● WHAT THE TASK ASKS
What lines of the data below include the word "structured"? Report them by copying each.

━━━━━━━━

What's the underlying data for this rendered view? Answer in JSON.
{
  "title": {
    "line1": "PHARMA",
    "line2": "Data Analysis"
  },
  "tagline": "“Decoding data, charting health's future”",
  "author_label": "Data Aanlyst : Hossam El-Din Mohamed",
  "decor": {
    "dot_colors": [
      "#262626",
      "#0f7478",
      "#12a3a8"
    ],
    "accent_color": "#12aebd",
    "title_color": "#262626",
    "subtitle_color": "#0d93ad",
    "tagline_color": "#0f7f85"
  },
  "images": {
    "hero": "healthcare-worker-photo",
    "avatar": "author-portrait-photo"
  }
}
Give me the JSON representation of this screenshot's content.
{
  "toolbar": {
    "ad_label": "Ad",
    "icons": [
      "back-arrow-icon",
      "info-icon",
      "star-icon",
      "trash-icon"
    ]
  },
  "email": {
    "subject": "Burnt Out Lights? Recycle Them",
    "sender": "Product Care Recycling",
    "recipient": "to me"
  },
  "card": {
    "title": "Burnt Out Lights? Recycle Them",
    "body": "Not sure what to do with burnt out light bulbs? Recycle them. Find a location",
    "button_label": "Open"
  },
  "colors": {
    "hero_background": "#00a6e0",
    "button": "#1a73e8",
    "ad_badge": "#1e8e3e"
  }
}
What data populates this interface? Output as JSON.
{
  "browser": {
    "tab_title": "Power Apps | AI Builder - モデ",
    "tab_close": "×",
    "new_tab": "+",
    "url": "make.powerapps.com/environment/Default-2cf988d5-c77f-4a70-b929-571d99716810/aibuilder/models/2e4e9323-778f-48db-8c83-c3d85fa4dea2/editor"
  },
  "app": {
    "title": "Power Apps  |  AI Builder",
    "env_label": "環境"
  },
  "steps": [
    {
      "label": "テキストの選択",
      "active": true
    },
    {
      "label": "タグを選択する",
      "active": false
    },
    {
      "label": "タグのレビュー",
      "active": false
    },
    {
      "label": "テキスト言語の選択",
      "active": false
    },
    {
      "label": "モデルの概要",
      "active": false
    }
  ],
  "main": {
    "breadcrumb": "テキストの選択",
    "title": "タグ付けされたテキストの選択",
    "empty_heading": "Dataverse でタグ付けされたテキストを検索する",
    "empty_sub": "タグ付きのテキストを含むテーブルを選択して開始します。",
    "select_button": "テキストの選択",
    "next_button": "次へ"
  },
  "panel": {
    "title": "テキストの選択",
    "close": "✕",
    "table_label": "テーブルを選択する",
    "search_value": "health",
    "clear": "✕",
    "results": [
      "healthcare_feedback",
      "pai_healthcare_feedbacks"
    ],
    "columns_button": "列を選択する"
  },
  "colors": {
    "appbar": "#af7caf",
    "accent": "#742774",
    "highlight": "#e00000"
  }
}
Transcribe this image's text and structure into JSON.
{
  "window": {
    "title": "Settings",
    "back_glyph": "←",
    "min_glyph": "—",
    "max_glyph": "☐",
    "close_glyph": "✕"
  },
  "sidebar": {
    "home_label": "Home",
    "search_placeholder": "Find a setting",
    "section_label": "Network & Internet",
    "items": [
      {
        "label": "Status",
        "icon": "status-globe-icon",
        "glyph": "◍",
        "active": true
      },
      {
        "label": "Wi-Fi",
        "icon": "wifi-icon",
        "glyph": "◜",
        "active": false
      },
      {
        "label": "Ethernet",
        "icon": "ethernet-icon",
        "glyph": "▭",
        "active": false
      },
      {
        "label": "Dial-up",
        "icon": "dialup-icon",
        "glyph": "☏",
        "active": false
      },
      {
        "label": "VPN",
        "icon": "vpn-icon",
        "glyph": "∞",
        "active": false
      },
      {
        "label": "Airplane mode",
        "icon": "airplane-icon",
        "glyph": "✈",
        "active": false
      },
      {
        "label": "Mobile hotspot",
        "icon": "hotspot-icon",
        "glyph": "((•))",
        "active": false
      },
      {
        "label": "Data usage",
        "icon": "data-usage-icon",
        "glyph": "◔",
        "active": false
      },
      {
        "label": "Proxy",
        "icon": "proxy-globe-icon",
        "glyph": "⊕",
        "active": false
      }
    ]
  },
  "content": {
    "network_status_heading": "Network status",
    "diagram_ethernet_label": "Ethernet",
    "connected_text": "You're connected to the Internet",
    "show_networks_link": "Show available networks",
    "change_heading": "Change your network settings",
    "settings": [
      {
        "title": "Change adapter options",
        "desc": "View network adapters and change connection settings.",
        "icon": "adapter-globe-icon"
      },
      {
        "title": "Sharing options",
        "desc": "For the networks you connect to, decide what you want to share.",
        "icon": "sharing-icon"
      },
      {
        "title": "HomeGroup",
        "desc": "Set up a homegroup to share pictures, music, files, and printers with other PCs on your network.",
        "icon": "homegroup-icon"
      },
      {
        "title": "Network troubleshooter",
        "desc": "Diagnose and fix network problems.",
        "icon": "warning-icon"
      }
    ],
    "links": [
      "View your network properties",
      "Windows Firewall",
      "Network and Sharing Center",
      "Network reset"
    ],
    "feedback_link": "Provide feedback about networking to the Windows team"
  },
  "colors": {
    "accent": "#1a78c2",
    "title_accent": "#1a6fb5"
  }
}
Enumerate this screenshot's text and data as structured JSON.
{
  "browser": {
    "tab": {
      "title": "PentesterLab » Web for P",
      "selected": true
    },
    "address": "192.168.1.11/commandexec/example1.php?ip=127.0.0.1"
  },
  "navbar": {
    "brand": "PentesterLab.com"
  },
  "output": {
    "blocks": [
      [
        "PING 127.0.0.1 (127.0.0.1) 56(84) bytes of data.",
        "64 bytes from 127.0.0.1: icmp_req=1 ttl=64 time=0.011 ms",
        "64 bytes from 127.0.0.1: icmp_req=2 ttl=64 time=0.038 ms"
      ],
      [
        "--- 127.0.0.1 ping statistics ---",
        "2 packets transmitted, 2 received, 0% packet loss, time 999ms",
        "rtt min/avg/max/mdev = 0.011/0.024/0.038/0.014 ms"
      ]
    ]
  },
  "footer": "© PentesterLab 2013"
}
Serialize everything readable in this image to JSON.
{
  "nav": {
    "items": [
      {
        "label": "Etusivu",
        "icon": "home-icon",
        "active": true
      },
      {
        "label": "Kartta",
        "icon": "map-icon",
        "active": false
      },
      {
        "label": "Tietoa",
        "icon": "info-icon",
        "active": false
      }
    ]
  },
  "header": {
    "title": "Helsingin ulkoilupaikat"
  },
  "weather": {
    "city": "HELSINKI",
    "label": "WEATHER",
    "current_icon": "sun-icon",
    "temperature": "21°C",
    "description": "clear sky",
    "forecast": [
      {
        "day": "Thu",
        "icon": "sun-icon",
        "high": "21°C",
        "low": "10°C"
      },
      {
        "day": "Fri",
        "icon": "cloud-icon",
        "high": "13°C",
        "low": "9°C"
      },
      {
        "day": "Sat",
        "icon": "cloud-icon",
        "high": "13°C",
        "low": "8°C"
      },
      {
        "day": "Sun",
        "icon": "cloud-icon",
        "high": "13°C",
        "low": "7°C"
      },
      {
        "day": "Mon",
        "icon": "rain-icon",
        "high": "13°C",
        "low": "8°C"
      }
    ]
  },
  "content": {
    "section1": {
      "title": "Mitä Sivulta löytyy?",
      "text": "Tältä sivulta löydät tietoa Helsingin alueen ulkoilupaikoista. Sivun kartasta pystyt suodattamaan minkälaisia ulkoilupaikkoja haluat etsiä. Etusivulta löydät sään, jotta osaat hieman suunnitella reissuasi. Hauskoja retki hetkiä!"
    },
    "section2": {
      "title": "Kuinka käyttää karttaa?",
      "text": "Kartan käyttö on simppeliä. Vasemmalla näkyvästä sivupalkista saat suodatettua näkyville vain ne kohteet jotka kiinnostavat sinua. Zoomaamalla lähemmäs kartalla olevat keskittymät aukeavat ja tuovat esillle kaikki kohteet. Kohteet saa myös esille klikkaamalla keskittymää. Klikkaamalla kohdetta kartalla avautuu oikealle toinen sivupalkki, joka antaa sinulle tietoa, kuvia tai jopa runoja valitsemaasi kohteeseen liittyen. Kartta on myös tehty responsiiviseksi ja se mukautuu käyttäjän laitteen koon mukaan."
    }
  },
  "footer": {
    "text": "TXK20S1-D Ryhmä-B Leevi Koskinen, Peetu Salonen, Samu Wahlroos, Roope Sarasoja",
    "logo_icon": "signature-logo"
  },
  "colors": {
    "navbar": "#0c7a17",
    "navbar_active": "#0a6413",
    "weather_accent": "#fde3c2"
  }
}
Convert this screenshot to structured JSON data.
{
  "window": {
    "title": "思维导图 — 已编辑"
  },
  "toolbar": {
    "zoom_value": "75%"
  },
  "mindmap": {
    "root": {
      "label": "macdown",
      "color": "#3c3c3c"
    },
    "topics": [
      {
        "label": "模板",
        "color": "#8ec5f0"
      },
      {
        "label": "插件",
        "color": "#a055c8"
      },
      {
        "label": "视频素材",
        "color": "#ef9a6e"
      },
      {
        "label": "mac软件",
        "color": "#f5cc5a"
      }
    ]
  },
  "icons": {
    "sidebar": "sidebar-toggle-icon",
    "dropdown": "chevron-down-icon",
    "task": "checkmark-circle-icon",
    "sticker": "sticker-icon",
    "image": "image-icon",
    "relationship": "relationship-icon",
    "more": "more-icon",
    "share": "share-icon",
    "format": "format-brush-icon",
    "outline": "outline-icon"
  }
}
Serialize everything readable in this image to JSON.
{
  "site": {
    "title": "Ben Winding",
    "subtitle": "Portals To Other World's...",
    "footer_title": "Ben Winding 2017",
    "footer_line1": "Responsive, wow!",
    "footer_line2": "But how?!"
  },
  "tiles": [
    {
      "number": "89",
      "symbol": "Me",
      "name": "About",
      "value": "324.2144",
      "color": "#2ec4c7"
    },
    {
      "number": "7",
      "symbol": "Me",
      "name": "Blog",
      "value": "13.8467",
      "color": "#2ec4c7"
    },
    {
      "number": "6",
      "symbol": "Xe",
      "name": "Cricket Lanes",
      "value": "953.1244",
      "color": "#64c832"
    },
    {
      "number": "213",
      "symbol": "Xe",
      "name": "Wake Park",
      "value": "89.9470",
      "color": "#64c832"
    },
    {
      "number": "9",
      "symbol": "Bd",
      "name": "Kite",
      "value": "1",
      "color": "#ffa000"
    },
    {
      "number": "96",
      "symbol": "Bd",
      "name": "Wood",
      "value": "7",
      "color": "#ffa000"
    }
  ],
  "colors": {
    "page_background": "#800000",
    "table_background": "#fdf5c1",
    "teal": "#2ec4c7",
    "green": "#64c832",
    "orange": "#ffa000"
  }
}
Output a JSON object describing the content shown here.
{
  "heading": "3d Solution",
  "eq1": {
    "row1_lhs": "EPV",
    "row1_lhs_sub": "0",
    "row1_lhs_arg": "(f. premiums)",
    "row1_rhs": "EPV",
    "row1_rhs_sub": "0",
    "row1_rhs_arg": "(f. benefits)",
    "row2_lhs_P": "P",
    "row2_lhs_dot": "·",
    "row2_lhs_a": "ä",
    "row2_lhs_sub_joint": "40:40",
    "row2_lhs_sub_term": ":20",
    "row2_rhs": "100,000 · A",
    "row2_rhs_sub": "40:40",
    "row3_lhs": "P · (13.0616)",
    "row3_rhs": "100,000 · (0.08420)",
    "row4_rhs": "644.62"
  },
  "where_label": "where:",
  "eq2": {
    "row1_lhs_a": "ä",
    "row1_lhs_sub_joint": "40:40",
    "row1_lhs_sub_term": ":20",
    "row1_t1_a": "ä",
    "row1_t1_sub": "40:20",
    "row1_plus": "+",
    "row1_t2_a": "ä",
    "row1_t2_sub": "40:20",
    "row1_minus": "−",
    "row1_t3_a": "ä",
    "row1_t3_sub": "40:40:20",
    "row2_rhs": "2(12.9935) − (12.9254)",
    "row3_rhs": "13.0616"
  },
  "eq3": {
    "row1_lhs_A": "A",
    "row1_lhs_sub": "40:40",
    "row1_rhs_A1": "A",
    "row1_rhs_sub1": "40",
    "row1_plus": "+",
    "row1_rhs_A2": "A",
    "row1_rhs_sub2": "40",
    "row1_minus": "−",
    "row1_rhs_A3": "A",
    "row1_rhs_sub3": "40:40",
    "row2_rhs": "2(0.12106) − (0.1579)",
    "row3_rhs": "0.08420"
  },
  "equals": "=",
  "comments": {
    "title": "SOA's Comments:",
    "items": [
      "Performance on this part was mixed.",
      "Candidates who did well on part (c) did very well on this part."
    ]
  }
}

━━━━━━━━

● WRITTEN RESPONSE
Enumerate this screenshot's text and data as structured JSON.
Convert this screenshot to structured JSON data.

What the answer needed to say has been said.